The Sockeye Salmon: Oncorhynchus nerka
These Salmon spawn during the summer in small tributaries of lakes where the young spend one to three years before migrating to the ocean. Here they live up to four years. They return to their home streams om maturity to spawn and die. They range from the Bering Strait to Sacramento California, being most abundant in the Pacific Northwest. The salmon were welcomed back by the indigenous peoples every year as a food and a spiritual source. The abundance of salmon was one of the contributing factors making their societies totally non agrarian with plenty of leisure time during the dark months (Nov.-Mar.) to devote to art and the supernatural.
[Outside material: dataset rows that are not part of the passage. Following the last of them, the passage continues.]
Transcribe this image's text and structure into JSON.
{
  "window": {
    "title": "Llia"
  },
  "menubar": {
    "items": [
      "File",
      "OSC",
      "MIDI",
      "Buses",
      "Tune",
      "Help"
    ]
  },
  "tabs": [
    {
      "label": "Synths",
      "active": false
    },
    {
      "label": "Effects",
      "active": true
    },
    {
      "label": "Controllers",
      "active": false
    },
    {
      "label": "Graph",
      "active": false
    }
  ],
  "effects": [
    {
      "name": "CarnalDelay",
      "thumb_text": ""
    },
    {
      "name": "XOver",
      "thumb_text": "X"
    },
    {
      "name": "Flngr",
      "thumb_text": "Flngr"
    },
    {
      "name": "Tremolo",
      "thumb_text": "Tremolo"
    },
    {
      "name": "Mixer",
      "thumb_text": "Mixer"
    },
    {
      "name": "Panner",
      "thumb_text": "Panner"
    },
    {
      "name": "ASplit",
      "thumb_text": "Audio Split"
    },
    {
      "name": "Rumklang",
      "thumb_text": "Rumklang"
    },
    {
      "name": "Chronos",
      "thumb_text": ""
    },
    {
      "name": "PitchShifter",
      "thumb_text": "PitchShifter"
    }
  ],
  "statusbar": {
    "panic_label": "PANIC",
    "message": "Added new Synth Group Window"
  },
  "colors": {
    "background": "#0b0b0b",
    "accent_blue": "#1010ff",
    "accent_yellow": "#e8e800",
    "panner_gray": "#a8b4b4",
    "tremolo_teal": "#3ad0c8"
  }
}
The Scene inside the salmon is of a Haida village in the Queen Charlottes ca 1880, when their art was at its peek. Their canoes and Totems were carved mainly from”
The Red Cedar: Thuja plicata
A giant tree often growing over 150′ tall and a diameter of 6′. The fibrous bark pictured in the foreground was woven into clothing, mats and baskets. The salmon were caught with hooks (like the one pictured), by nets of nettle fibre trawled between two canoes, speared with harpoons which had removable heads and trapped in elaborate underwater weirs. The coming of the Tall ships (depicted in the Sockeye’s tail) with their disease and vices were the beginning of the end for the Haida Culture (which is now recovering and renewing) and the Sockeye. The foreign and domestic fishing fleets (increasing yearly) have meant an end to the vast quantities once taken for granted.